Records for the exercise:
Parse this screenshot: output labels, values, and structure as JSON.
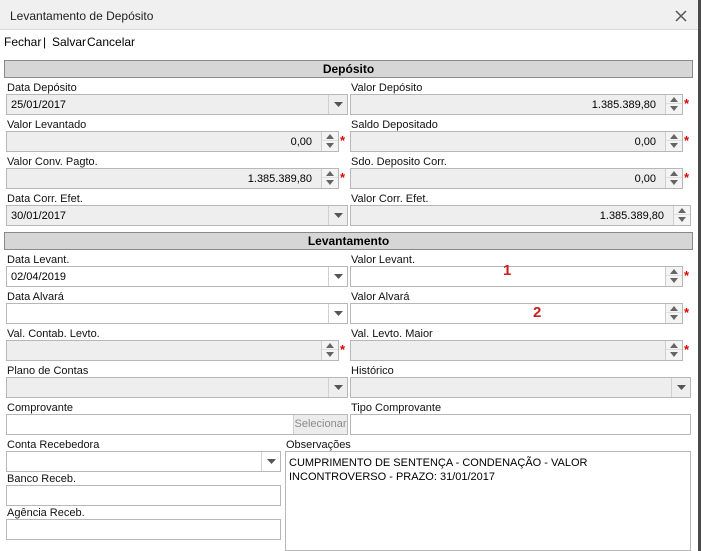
{
  "window": {
    "title": "Levantamento de Depósito"
  },
  "menu": {
    "fechar": "Fechar",
    "sep": "|",
    "salvar": "Salvar",
    "cancelar": "Cancelar"
  },
  "sections": {
    "deposito": "Depósito",
    "levantamento": "Levantamento"
  },
  "deposito": {
    "data_deposito_label": "Data Depósito",
    "data_deposito": "25/01/2017",
    "valor_deposito_label": "Valor Depósito",
    "valor_deposito": "1.385.389,80",
    "valor_levantado_label": "Valor Levantado",
    "valor_levantado": "0,00",
    "saldo_depositado_label": "Saldo Depositado",
    "saldo_depositado": "0,00",
    "valor_conv_label": "Valor Conv. Pagto.",
    "valor_conv": "1.385.389,80",
    "sdo_deposito_corr_label": "Sdo. Deposito Corr.",
    "sdo_deposito_corr": "0,00",
    "data_corr_label": "Data Corr. Efet.",
    "data_corr": "30/01/2017",
    "valor_corr_label": "Valor Corr. Efet.",
    "valor_corr": "1.385.389,80"
  },
  "levantamento": {
    "data_levant_label": "Data Levant.",
    "data_levant": "02/04/2019",
    "valor_levant_label": "Valor Levant.",
    "valor_levant": "",
    "data_alvara_label": "Data Alvará",
    "data_alvara": "",
    "valor_alvara_label": "Valor Alvará",
    "valor_alvara": "",
    "val_contab_label": "Val. Contab. Levto.",
    "val_contab": "",
    "val_levto_maior_label": "Val. Levto. Maior",
    "val_levto_maior": "",
    "plano_contas_label": "Plano de Contas",
    "historico_label": "Histórico",
    "comprovante_label": "Comprovante",
    "selecionar": "Selecionar",
    "tipo_comprovante_label": "Tipo Comprovante",
    "conta_recebedora_label": "Conta Recebedora",
    "observacoes_label": "Observações",
    "observacoes": "CUMPRIMENTO DE SENTENÇA - CONDENAÇÃO - VALOR INCONTROVERSO - PRAZO: 31/01/2017",
    "banco_receb_label": "Banco Receb.",
    "agencia_receb_label": "Agência Receb."
  },
  "annotations": {
    "one": "1",
    "two": "2"
  },
  "required_mark": "*",
  "colors": {
    "required": "#e00000",
    "annotation": "#c81e1e",
    "section_bg": "#d6d6d6"
  },
  "icons": {
    "close": "close-icon",
    "dropdown": "chevron-down-icon",
    "spin_up": "spin-up-icon",
    "spin_down": "spin-down-icon"
  }
}
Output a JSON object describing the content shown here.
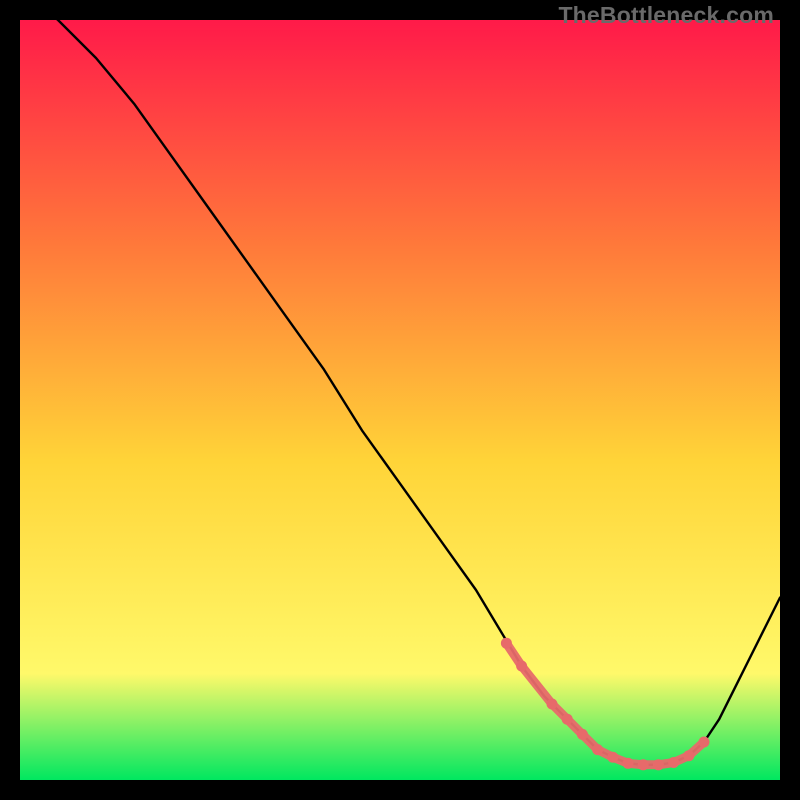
{
  "watermark": "TheBottleneck.com",
  "colors": {
    "gradient_top": "#ff1a49",
    "gradient_upper_mid": "#ff7a3a",
    "gradient_mid": "#ffd438",
    "gradient_lower_mid": "#fff96a",
    "gradient_bottom": "#00e760",
    "curve": "#000000",
    "markers": "#e76a6a",
    "background": "#000000"
  },
  "chart_data": {
    "type": "line",
    "title": "",
    "xlabel": "",
    "ylabel": "",
    "xlim": [
      0,
      100
    ],
    "ylim": [
      0,
      100
    ],
    "series": [
      {
        "name": "bottleneck-curve",
        "x": [
          0,
          5,
          10,
          15,
          20,
          25,
          30,
          35,
          40,
          45,
          50,
          55,
          60,
          63,
          66,
          69,
          72,
          74,
          76,
          78,
          80,
          82,
          84,
          86,
          88,
          90,
          92,
          94,
          96,
          98,
          100
        ],
        "values": [
          104,
          100,
          95,
          89,
          82,
          75,
          68,
          61,
          54,
          46,
          39,
          32,
          25,
          20,
          15,
          11,
          8,
          6,
          4,
          3,
          2.2,
          2,
          2,
          2.3,
          3.2,
          5,
          8,
          12,
          16,
          20,
          24
        ]
      }
    ],
    "markers": {
      "name": "highlight-zone",
      "x": [
        64,
        66,
        70,
        72,
        74,
        76,
        78,
        80,
        82,
        84,
        86,
        88,
        90
      ],
      "values": [
        18,
        15,
        10,
        8,
        6,
        4,
        3,
        2.2,
        2,
        2,
        2.3,
        3.2,
        5
      ]
    }
  }
}
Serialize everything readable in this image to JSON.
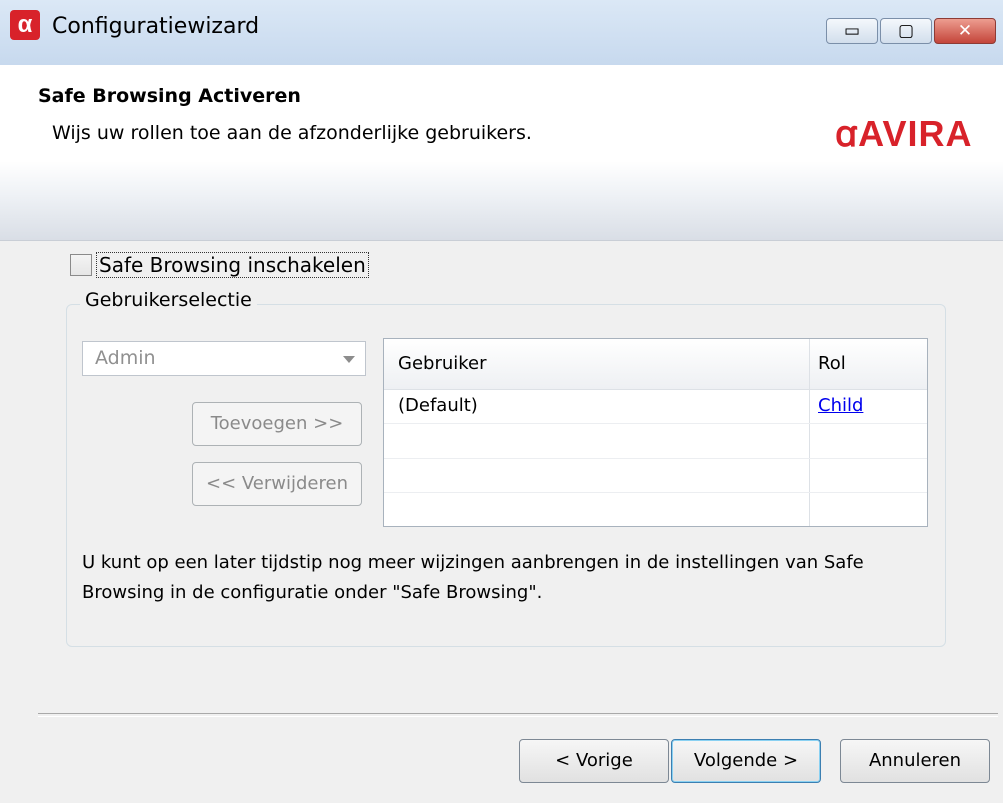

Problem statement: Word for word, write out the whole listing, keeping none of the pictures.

Task response:
Parse this screenshot: output labels, values, and structure as JSON.
{
  "window": {
    "title": "Levantamento de Depósito"
  },
  "menu": {
    "fechar": "Fechar",
    "sep": "|",
    "salvar": "Salvar",
    "cancelar": "Cancelar"
  },
  "sections": {
    "deposito": "Depósito",
    "levantamento": "Levantamento"
  },
  "deposito": {
    "data_deposito_label": "Data Depósito",
    "data_deposito": "25/01/2017",
    "valor_deposito_label": "Valor Depósito",
    "valor_deposito": "1.385.389,80",
    "valor_levantado_label": "Valor Levantado",
    "valor_levantado": "0,00",
    "saldo_depositado_label": "Saldo Depositado",
    "saldo_depositado": "0,00",
    "valor_conv_label": "Valor Conv. Pagto.",
    "valor_conv": "1.385.389,80",
    "sdo_deposito_corr_label": "Sdo. Deposito Corr.",
    "sdo_deposito_corr": "0,00",
    "data_corr_label": "Data Corr. Efet.",
    "data_corr": "30/01/2017",
    "valor_corr_label": "Valor Corr. Efet.",
    "valor_corr": "1.385.389,80"
  },
  "levantamento": {
    "data_levant_label": "Data Levant.",
    "data_levant": "02/04/2019",
    "valor_levant_label": "Valor Levant.",
    "valor_levant": "",
    "data_alvara_label": "Data Alvará",
    "data_alvara": "",
    "valor_alvara_label": "Valor Alvará",
    "valor_alvara": "",
    "val_contab_label": "Val. Contab. Levto.",
    "val_contab": "",
    "val_levto_maior_label": "Val. Levto. Maior",
    "val_levto_maior": "",
    "plano_contas_label": "Plano de Contas",
    "historico_label": "Histórico",
    "comprovante_label": "Comprovante",
    "selecionar": "Selecionar",
    "tipo_comprovante_label": "Tipo Comprovante",
    "conta_recebedora_label": "Conta Recebedora",
    "observacoes_label": "Observações",
    "observacoes": "CUMPRIMENTO DE SENTENÇA - CONDENAÇÃO - VALOR INCONTROVERSO - PRAZO: 31/01/2017",
    "banco_receb_label": "Banco Receb.",
    "agencia_receb_label": "Agência Receb."
  },
  "annotations": {
    "one": "1",
    "two": "2"
  },
  "required_mark": "*",
  "colors": {
    "required": "#e00000",
    "annotation": "#c81e1e",
    "section_bg": "#d6d6d6"
  },
  "icons": {
    "close": "close-icon",
    "dropdown": "chevron-down-icon",
    "spin_up": "spin-up-icon",
    "spin_down": "spin-down-icon"
  }
}
Output a JSON object describing the content shown here.
{
  "watermark": "TheBottleneck.com",
  "colors": {
    "gradient_top": "#ff1a49",
    "gradient_upper_mid": "#ff7a3a",
    "gradient_mid": "#ffd438",
    "gradient_lower_mid": "#fff96a",
    "gradient_bottom": "#00e760",
    "curve": "#000000",
    "markers": "#e76a6a",
    "background": "#000000"
  },
  "chart_data": {
    "type": "line",
    "title": "",
    "xlabel": "",
    "ylabel": "",
    "xlim": [
      0,
      100
    ],
    "ylim": [
      0,
      100
    ],
    "series": [
      {
        "name": "bottleneck-curve",
        "x": [
          0,
          5,
          10,
          15,
          20,
          25,
          30,
          35,
          40,
          45,
          50,
          55,
          60,
          63,
          66,
          69,
          72,
          74,
          76,
          78,
          80,
          82,
          84,
          86,
          88,
          90,
          92,
          94,
          96,
          98,
          100
        ],
        "values": [
          104,
          100,
          95,
          89,
          82,
          75,
          68,
          61,
          54,
          46,
          39,
          32,
          25,
          20,
          15,
          11,
          8,
          6,
          4,
          3,
          2.2,
          2,
          2,
          2.3,
          3.2,
          5,
          8,
          12,
          16,
          20,
          24
        ]
      }
    ],
    "markers": {
      "name": "highlight-zone",
      "x": [
        64,
        66,
        70,
        72,
        74,
        76,
        78,
        80,
        82,
        84,
        86,
        88,
        90
      ],
      "values": [
        18,
        15,
        10,
        8,
        6,
        4,
        3,
        2.2,
        2,
        2,
        2.3,
        3.2,
        5
      ]
    }
  }
}
Serialize everything readable in this image to JSON.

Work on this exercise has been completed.